"We are completely on board with filming on our streets, but this is too much," says Amy Aquino, a member of the neighborhood association who also is on the committee that oversees film shoots.

Aquino, a working actress who has appeared on shows like "ER," understands the need to film in Los Angeles and wants to keep shoots in the city, but she also wants a little more respect for residents.

"You can put up with a lot for a day or two but not for two weeks," she says.

By most accounts, the production has done things by the book: securing permits, conducting a survey to get the required resident signatures for night shoots and also paying many residents.

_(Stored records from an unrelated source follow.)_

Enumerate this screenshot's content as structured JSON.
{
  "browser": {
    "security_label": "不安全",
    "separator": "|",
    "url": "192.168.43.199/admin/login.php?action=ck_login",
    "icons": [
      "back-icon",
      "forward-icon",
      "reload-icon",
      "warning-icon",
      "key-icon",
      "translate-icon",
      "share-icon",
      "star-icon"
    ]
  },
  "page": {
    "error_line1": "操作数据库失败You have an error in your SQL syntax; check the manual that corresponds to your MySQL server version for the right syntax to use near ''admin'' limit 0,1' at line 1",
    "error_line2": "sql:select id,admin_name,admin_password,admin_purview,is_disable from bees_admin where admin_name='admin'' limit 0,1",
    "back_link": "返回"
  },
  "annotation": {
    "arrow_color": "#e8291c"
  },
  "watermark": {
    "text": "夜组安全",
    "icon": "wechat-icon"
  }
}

It even donated $5,000 to the neighborhood association.

That mattered little to Graham, who says that the production tried to negotiate with her: "I told them, 'Here's what I have in mind: You give me what you're giving (the owner of the house being used) because when you're filming at her house, you're filming in my house.' "

FilmL.A. admits that some residents initially resisted the shoot but that it has mitigated many concerns. "Sometimes we can't make everybody happy," spokesman Todd Lindgren says. "We have done a good job."

Indeed, a happy ending for Graham materialized as the "Pounds" shoot has proceeded — she recently reached an agreement with the production company, the terms of which she did not disclose.

"It's not about the money," she says. "It's about having the neighborhood stand up and say, 'This is too much.' "

Now she's hoping that once "Pounds" leaves, the street will be given a reprieve and ruled off-limits for filming for at least a year.

Borys Kit can be reached

at borys.kit @THR.com.